It is important to note that the actions of DDAH may extend beyond the inhibition of NOS and that changes in DDAH protein levels may exert direct biological effects through protein-protein interactions. It has been demonstrated that pathophysiological concentrations of ADMA in coronary artery endothelial cells result in changes in the gene expression for several proteins, including bone morphogenic protein, and enzymes involved in arginine methylation (protein arginine N-methyltransferase 3).21 Neither a high dose of a NOS inhibitor nor SDMA replicated the effect of ADMA on gene expression, and this suggests the possibility of NO-independent actions, which may occur through a further increase in oxidative stress and superoxide generation.22 In contrast, a recent report has shown that overexpression of DDAH in a transgenic animal that has incurred traumatic vascular injury leads to reduced plasma ADMA levels and enhanced endothelial cell regeneration in comparison with the wild type, while also reducing neointima formation.23
Another aspect raised in the article by Leiper et al.20 is the potential for therapy for conditions in which there is an excess of NO production, such as endotoxic shock. In this condition, the NO liberated through iNOS generation in isolated blood vessels and in animals treated with lipopolysaccharide was shown to be blocked by DDAH inhibition, with resultant stabilization of the blood pressure. One might consider extending such an application of DDAH inhibition to the context of decompensated portal hypertension with the development of hepatorenal syndrome, in which renal perfusion is limited. This follows increased renal microvascular resistance through increased renin-angiotensin activation as a result of marked arterial underfilling.24 In this setting, reducing splanchnic NO generation may increase systemic vascular resistance and preload so that renal perfusion is enhanced.
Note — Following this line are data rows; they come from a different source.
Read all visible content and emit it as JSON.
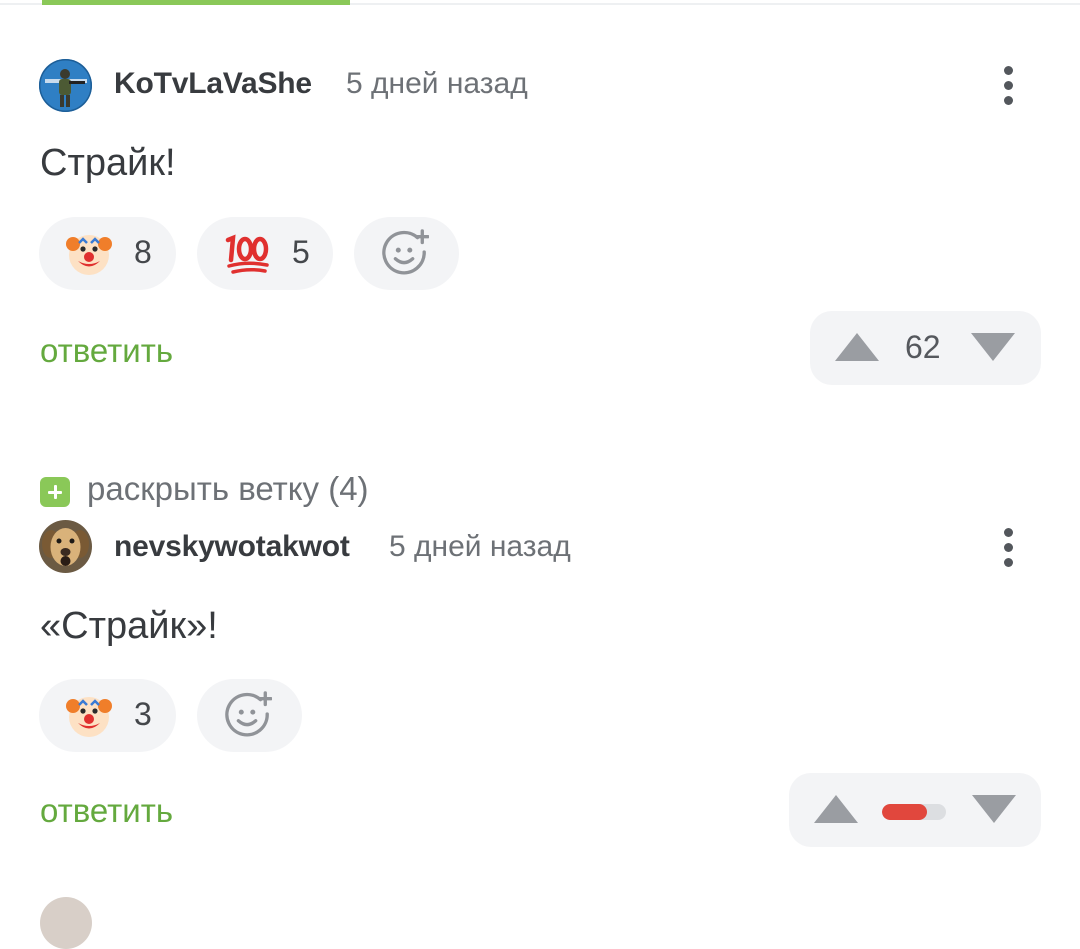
{
  "comments": [
    {
      "author": "KoTvLaVaShe",
      "time": "5 дней назад",
      "text": "Страйк!",
      "avatar": "soldier-avatar",
      "reactions": [
        {
          "emoji": "clown-face",
          "count": "8"
        },
        {
          "emoji": "hundred-points",
          "count": "5"
        }
      ],
      "add_reaction_icon": "smiley-plus-icon",
      "reply_label": "ответить",
      "score": "62"
    },
    {
      "author": "nevskywotakwot",
      "time": "5 дней назад",
      "text": "«Страйк»!",
      "avatar": "dog-avatar",
      "reactions": [
        {
          "emoji": "clown-face",
          "count": "3"
        }
      ],
      "add_reaction_icon": "smiley-plus-icon",
      "reply_label": "ответить",
      "rating_positive_fraction": 0.7
    }
  ],
  "expand_thread": {
    "label": "раскрыть ветку (4)"
  },
  "colors": {
    "accent_green": "#64a93e",
    "tab_green": "#8ac858",
    "pill_bg": "#f3f4f6",
    "downvote_red": "#e1473d",
    "icon_gray": "#9a9da2"
  }
}
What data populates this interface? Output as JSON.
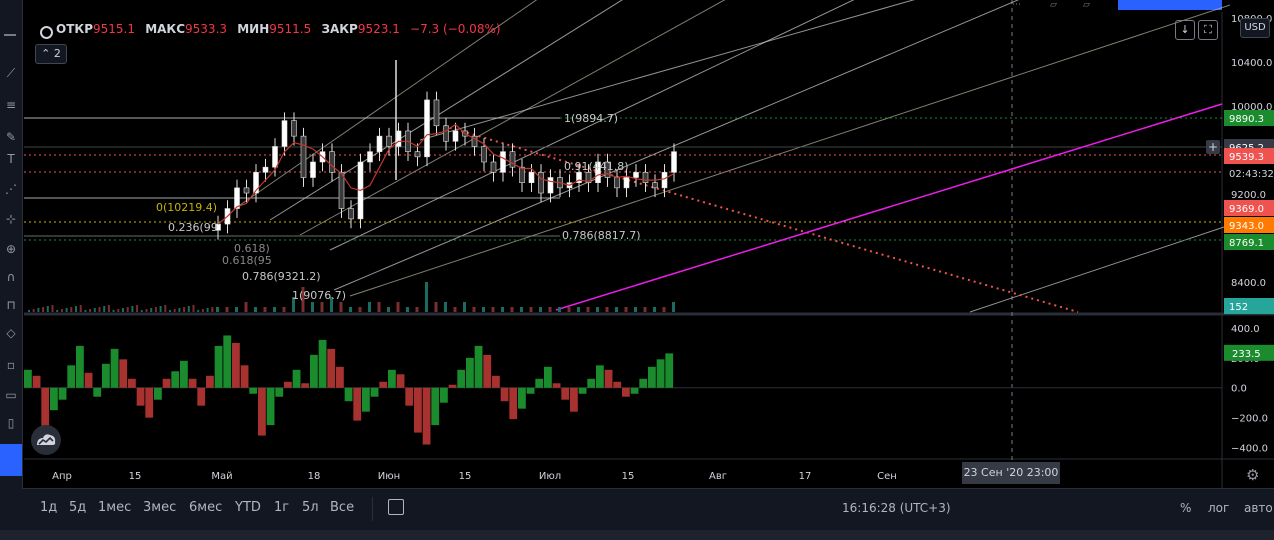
{
  "legend": {
    "open_label": "ОТКР",
    "open_value": "9515.1",
    "high_label": "МАКС",
    "high_value": "9533.3",
    "low_label": "МИН",
    "low_value": "9511.5",
    "close_label": "ЗАКР",
    "close_value": "9523.1",
    "change_value": "−7.3 (−0.08%)"
  },
  "indicators_badge": "2",
  "currency": "USD",
  "colors": {
    "up": "#26a69a",
    "down": "#ef5350",
    "price_line": "#ef5350",
    "fib": "#f0f0f0",
    "trend_pink": "#e91ee9",
    "hist_up": "#1b8c2e",
    "hist_down": "#a83230"
  },
  "chart_data": [
    {
      "type": "candlestick",
      "title": "",
      "x_ticks": [
        "Апр",
        "15",
        "Май",
        "18",
        "Июн",
        "15",
        "Июл",
        "15",
        "Авг",
        "17",
        "Сен"
      ],
      "y_ticks": [
        "10800.0",
        "10400.0",
        "10000.0",
        "9200.0",
        "8400.0"
      ],
      "ylim": [
        8000,
        10900
      ],
      "price_labels": [
        {
          "value": "9890.3",
          "color": "#1b8c2e"
        },
        {
          "value": "9625.2",
          "color": "#363a45"
        },
        {
          "value": "9539.3",
          "color": "#ef5350"
        },
        {
          "value": "02:43:32",
          "color": "#000000"
        },
        {
          "value": "9369.0",
          "color": "#ef5350"
        },
        {
          "value": "9343.0",
          "color": "#ff7a00"
        },
        {
          "value": "8769.1",
          "color": "#1b8c2e"
        },
        {
          "value": "152",
          "color": "#26a69a"
        }
      ],
      "fib_labels": [
        "1(9894.7)",
        "0.91(441.8)",
        "0(10219.4)",
        "0.236(99",
        "0.786(8817.7)",
        "0.786(9321.2)",
        "1(9076.7)",
        "0.618(95",
        "0.618)"
      ],
      "close_path": [
        8850,
        9000,
        9200,
        9150,
        9350,
        9400,
        9600,
        9850,
        9700,
        9300,
        9450,
        9550,
        9350,
        9000,
        8900,
        9450,
        9550,
        9700,
        9600,
        9750,
        9550,
        9500,
        10050,
        9800,
        9650,
        9750,
        9700,
        9600,
        9450,
        9350,
        9550,
        9400,
        9250,
        9350,
        9150,
        9300,
        9200,
        9250,
        9350,
        9250,
        9450,
        9300,
        9200,
        9300,
        9350,
        9250,
        9200,
        9350,
        9550
      ],
      "volume": [
        1,
        1,
        1,
        2,
        1,
        1,
        1,
        1,
        3,
        5,
        2,
        2,
        3,
        2,
        1,
        1,
        2,
        2,
        1,
        2,
        1,
        1,
        6,
        2,
        2,
        1,
        2,
        1,
        1,
        1,
        1,
        1,
        1,
        1,
        1,
        1,
        1,
        1,
        1,
        1,
        1,
        1,
        1,
        1,
        1,
        1,
        1,
        1,
        2
      ]
    },
    {
      "type": "bar",
      "title": "",
      "y_ticks": [
        "400.0",
        "200.0",
        "0.0",
        "−200.0",
        "−400.0"
      ],
      "ylim": [
        -470,
        480
      ],
      "current_label": "233.5",
      "values": [
        120,
        80,
        -260,
        -150,
        -80,
        150,
        280,
        100,
        -60,
        160,
        260,
        190,
        60,
        -120,
        -200,
        -80,
        60,
        110,
        180,
        60,
        -120,
        80,
        280,
        350,
        300,
        150,
        -40,
        -320,
        -250,
        -60,
        40,
        120,
        30,
        220,
        320,
        260,
        140,
        -90,
        -220,
        -160,
        -60,
        40,
        120,
        90,
        -120,
        -300,
        -380,
        -250,
        -100,
        20,
        120,
        200,
        280,
        220,
        80,
        -90,
        -210,
        -140,
        -40,
        60,
        140,
        30,
        -80,
        -160,
        -40,
        60,
        150,
        120,
        40,
        -60,
        -40,
        60,
        140,
        190,
        230
      ]
    }
  ],
  "time_axis_tip": "23 Сен '20   23:00",
  "bottom": {
    "periods": [
      "1д",
      "5д",
      "1мес",
      "3мес",
      "6мес",
      "YTD",
      "1г",
      "5л",
      "Все"
    ],
    "clock": "16:16:28 (UTC+3)",
    "percent": "%",
    "log": "лог",
    "auto": "авто"
  }
}
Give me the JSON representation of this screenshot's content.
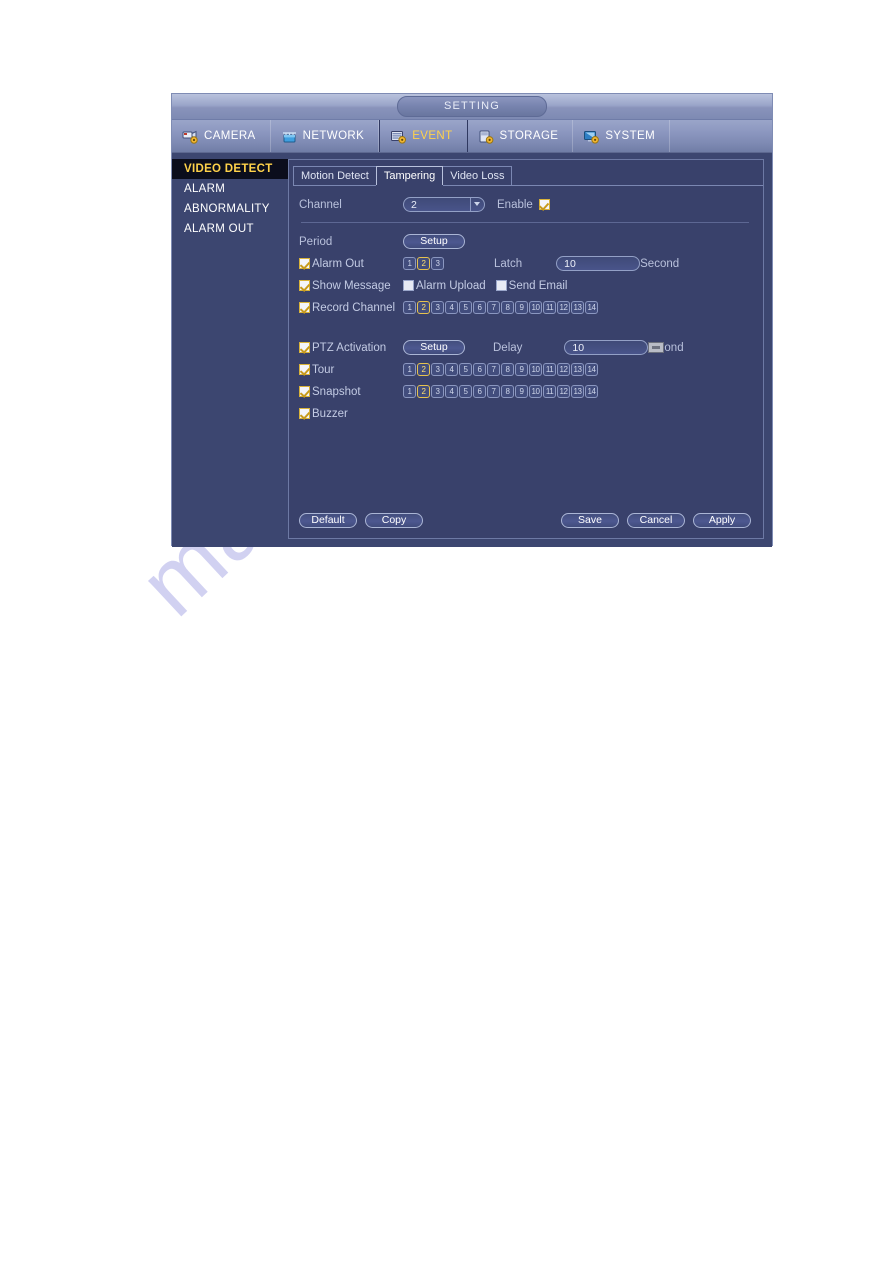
{
  "window": {
    "title": "SETTING"
  },
  "main_tabs": [
    {
      "label": "CAMERA",
      "icon": "camera-icon",
      "active": false
    },
    {
      "label": "NETWORK",
      "icon": "network-icon",
      "active": false
    },
    {
      "label": "EVENT",
      "icon": "event-icon",
      "active": true
    },
    {
      "label": "STORAGE",
      "icon": "storage-icon",
      "active": false
    },
    {
      "label": "SYSTEM",
      "icon": "system-icon",
      "active": false
    }
  ],
  "sidebar": {
    "items": [
      {
        "label": "VIDEO DETECT",
        "active": true
      },
      {
        "label": "ALARM",
        "active": false
      },
      {
        "label": "ABNORMALITY",
        "active": false
      },
      {
        "label": "ALARM OUT",
        "active": false
      }
    ]
  },
  "sub_tabs": [
    {
      "label": "Motion Detect",
      "active": false
    },
    {
      "label": "Tampering",
      "active": true
    },
    {
      "label": "Video Loss",
      "active": false
    }
  ],
  "form": {
    "channel_label": "Channel",
    "channel_value": "2",
    "enable_label": "Enable",
    "enable_checked": true,
    "period_label": "Period",
    "period_setup_label": "Setup",
    "alarm_out_label": "Alarm Out",
    "alarm_out_checked": true,
    "alarm_out_channels": [
      "1",
      "2",
      "3"
    ],
    "alarm_out_selected": [
      "2"
    ],
    "latch_label": "Latch",
    "latch_value": "10",
    "latch_unit": "Second",
    "show_message_label": "Show Message",
    "show_message_checked": true,
    "alarm_upload_label": "Alarm Upload",
    "alarm_upload_checked": false,
    "send_email_label": "Send Email",
    "send_email_checked": false,
    "record_channel_label": "Record Channel",
    "record_channel_checked": true,
    "record_channels": [
      "1",
      "2",
      "3",
      "4",
      "5",
      "6",
      "7",
      "8",
      "9",
      "10",
      "11",
      "12",
      "13",
      "14"
    ],
    "record_selected": [
      "2"
    ],
    "ptz_activation_label": "PTZ Activation",
    "ptz_activation_checked": true,
    "ptz_setup_label": "Setup",
    "delay_label": "Delay",
    "delay_value": "10",
    "delay_unit": "ond",
    "tour_label": "Tour",
    "tour_checked": true,
    "tour_channels": [
      "1",
      "2",
      "3",
      "4",
      "5",
      "6",
      "7",
      "8",
      "9",
      "10",
      "11",
      "12",
      "13",
      "14"
    ],
    "tour_selected": [
      "2"
    ],
    "snapshot_label": "Snapshot",
    "snapshot_checked": true,
    "snapshot_channels": [
      "1",
      "2",
      "3",
      "4",
      "5",
      "6",
      "7",
      "8",
      "9",
      "10",
      "11",
      "12",
      "13",
      "14"
    ],
    "snapshot_selected": [
      "2"
    ],
    "buzzer_label": "Buzzer",
    "buzzer_checked": true
  },
  "footer": {
    "default_label": "Default",
    "copy_label": "Copy",
    "save_label": "Save",
    "cancel_label": "Cancel",
    "apply_label": "Apply"
  },
  "watermark": {
    "text": "manualshive.com"
  },
  "colors": {
    "accent_yellow": "#ffd24a",
    "panel_bg": "#39416b",
    "window_bg": "#3c4670",
    "header_bg": "#8b96bf",
    "checkbox_border": "#d8b23a"
  }
}
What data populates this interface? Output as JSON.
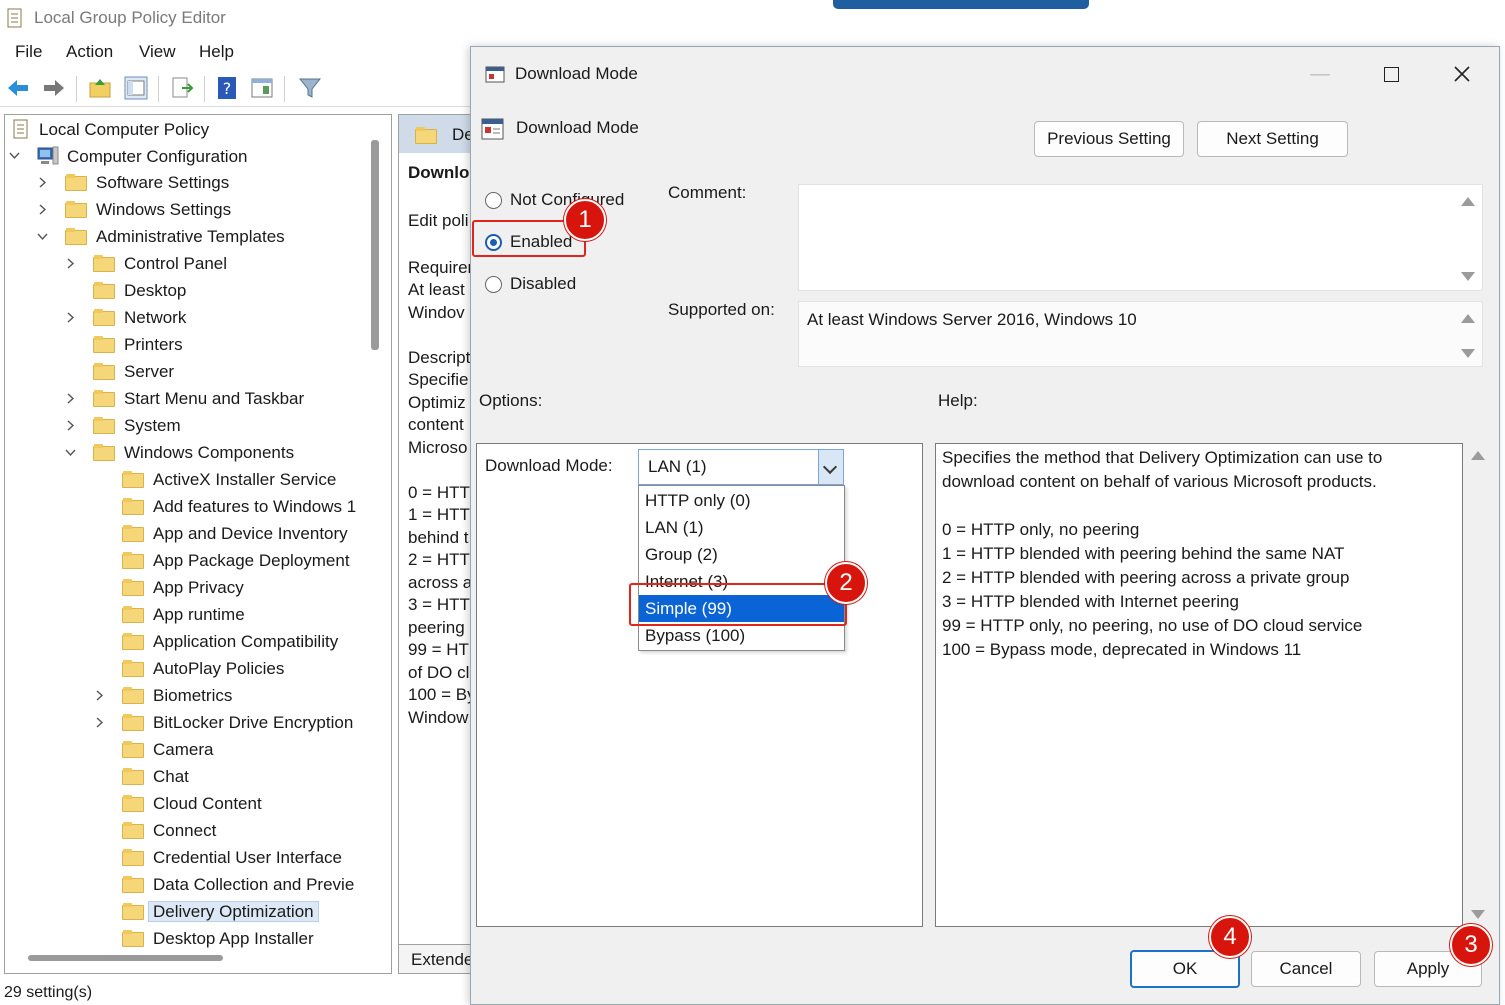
{
  "app": {
    "title": "Local Group Policy Editor"
  },
  "menu": [
    "File",
    "Action",
    "View",
    "Help"
  ],
  "tree": {
    "root": "Local Computer Policy",
    "items": [
      {
        "label": "Computer Configuration"
      },
      {
        "label": "Software Settings"
      },
      {
        "label": "Windows Settings"
      },
      {
        "label": "Administrative Templates"
      },
      {
        "label": "Control Panel"
      },
      {
        "label": "Desktop"
      },
      {
        "label": "Network"
      },
      {
        "label": "Printers"
      },
      {
        "label": "Server"
      },
      {
        "label": "Start Menu and Taskbar"
      },
      {
        "label": "System"
      },
      {
        "label": "Windows Components"
      },
      {
        "label": "ActiveX Installer Service"
      },
      {
        "label": "Add features to Windows 1"
      },
      {
        "label": "App and Device Inventory"
      },
      {
        "label": "App Package Deployment"
      },
      {
        "label": "App Privacy"
      },
      {
        "label": "App runtime"
      },
      {
        "label": "Application Compatibility"
      },
      {
        "label": "AutoPlay Policies"
      },
      {
        "label": "Biometrics"
      },
      {
        "label": "BitLocker Drive Encryption"
      },
      {
        "label": "Camera"
      },
      {
        "label": "Chat"
      },
      {
        "label": "Cloud Content"
      },
      {
        "label": "Connect"
      },
      {
        "label": "Credential User Interface"
      },
      {
        "label": "Data Collection and Previe"
      },
      {
        "label": "Delivery Optimization"
      },
      {
        "label": "Desktop App Installer"
      }
    ]
  },
  "right_pane": {
    "header": "De",
    "lines": [
      "Downlo",
      "Edit poli",
      "Requirer",
      "At least",
      "Windov",
      "Descript",
      "Specifie",
      "Optimiz",
      "content",
      "Microso",
      "0 = HTT",
      "1 = HTT",
      "behind t",
      "2 = HTT",
      "across a",
      "3 = HTT",
      "peering",
      "99 = HT",
      "of DO cl",
      "100 = By",
      "Window"
    ],
    "tab": "Extende"
  },
  "status": "29 setting(s)",
  "dialog": {
    "title": "Download Mode",
    "setting_name": "Download Mode",
    "prev_button": "Previous Setting",
    "next_button": "Next Setting",
    "radio": {
      "not_configured": "Not Configured",
      "enabled": "Enabled",
      "disabled": "Disabled",
      "selected": "enabled"
    },
    "comment_label": "Comment:",
    "comment_value": "",
    "supported_label": "Supported on:",
    "supported_value": "At least Windows Server 2016, Windows 10",
    "options_label": "Options:",
    "help_label": "Help:",
    "download_mode_label": "Download Mode:",
    "download_mode_value": "LAN (1)",
    "dropdown_options": [
      "HTTP only (0)",
      "LAN (1)",
      "Group (2)",
      "Internet (3)",
      "Simple (99)",
      "Bypass (100)"
    ],
    "highlighted_option": "Simple (99)",
    "help_lines": [
      "Specifies the method that Delivery Optimization can use to",
      "download content on behalf of various Microsoft products.",
      "",
      "0 = HTTP only, no peering",
      "1 = HTTP blended with peering behind the same NAT",
      "2 = HTTP blended with peering across a private group",
      "3 = HTTP blended with Internet peering",
      "99 = HTTP only, no peering, no use of DO cloud service",
      "100 = Bypass mode, deprecated in Windows 11"
    ],
    "ok_button": "OK",
    "cancel_button": "Cancel",
    "apply_button": "Apply"
  },
  "callouts": [
    "1",
    "2",
    "3",
    "4"
  ],
  "colors": {
    "accent": "#1a73c8",
    "callout": "#d7150d",
    "selection": "#0b64d6"
  }
}
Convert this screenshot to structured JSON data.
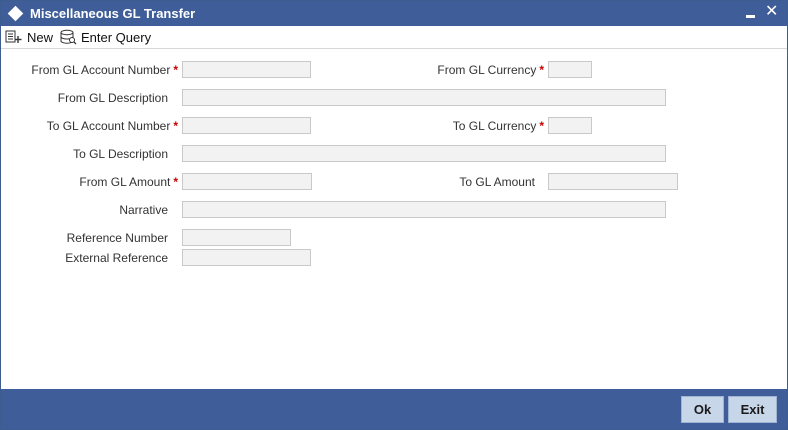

Such a notion requires formal testing but provides a novel application of the improved understanding of NOS regulation by ADMA and its importance in the evolution of increased vascular resistance in advanced liver disease.